### Intracellular delivery

Hep3B cells (3.0 × 103 cells/well) plated onto an 8-well chambered cover glass were incubated in EMEM containing 10% FBS at 37 °C with 5% CO2 for 24 h. The cell samples were rinsed twice with D-PBS prior to use. Typically, the cells were treated with FITC-labeled CLNCGTP/GTP* (0.5 µg ml–1) and incubated at 37 °C with 5% CO2 for 2.5 h. Then, the cells were rinsed twice with D-PBS and further incubated at 37 °C for 1.5 h (4-h incubation in total) or 21.5 h (24-h incubation in total) with 5% CO2 in EMEM containing 10% FBS. Analogous cell samples treated with FITC-labeled THDGDP (0.5 µg ml–1), FITC-labeled NSGTP/GTP* (0.5 µg ml–1), CLNCGTP/GTP* (0.5 µg ml–1) with NaN3 (5 mM)49, CLNCGTP/GTP*DOX ([CLNCGTP/GTP*] = 2.6 µg ml–1, [DOX] = 2 µM), CLNCGTP/GTP* (2.6 µg ml–1), and DOX (2 µM) were likewise prepared.
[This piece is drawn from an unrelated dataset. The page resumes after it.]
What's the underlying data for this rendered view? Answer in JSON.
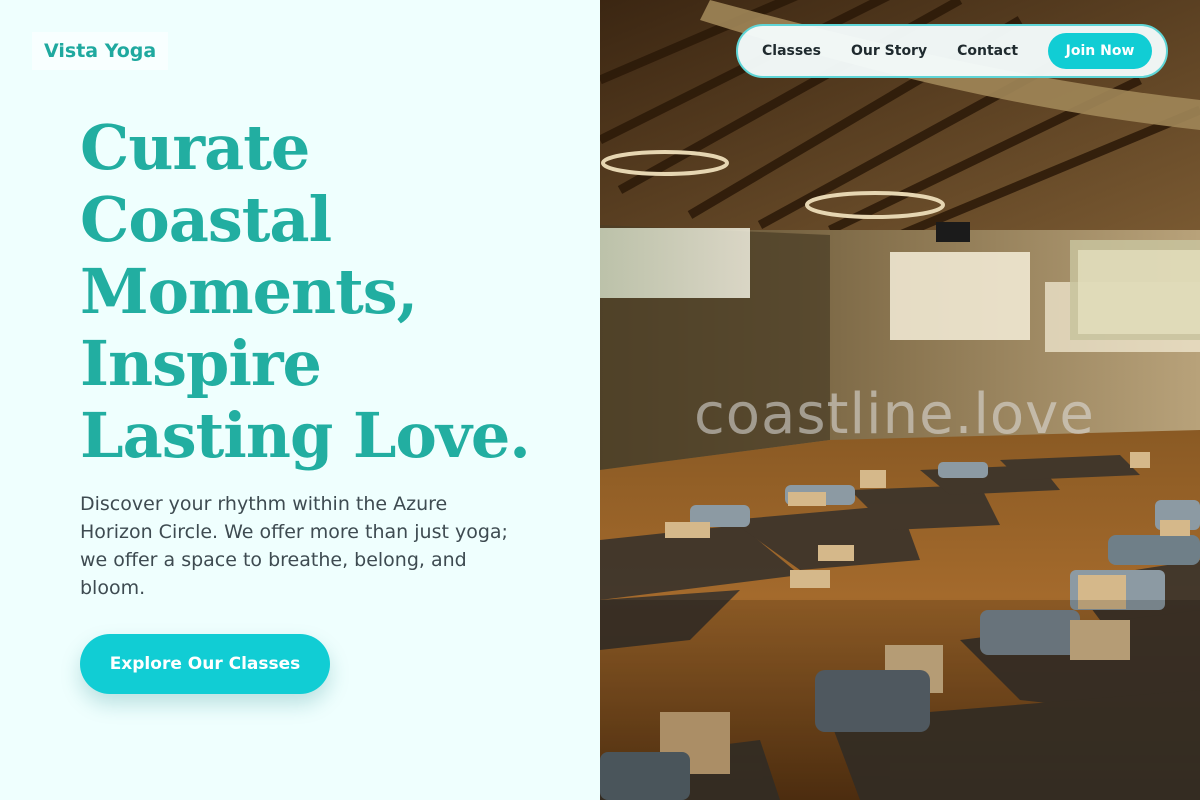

For a cell viability assay using CLNCGTP/GTP*DOX, CLNCGTP/GTP*, and DOX, the cell samples were incubated with Cell Counting Kit-8 reagents (10 µl) for 30 min, and subjected to electronic absorption spectroscopy at 450 nm. Hep3B cell samples treated with Tween 20 (0.2%) were used as a positive control.

### Statistics and reproducibility

All experiments including the preparation of CLNCGTP/GTP*, the investigation of its GTP-responsive collapse, and the intracellular delivery using CLNCGTP/GTP* were performed at least three times to check the reproducibility.

### Reporting summary

Further information on research design is available in the Nature Research Reporting Summary linked to this article.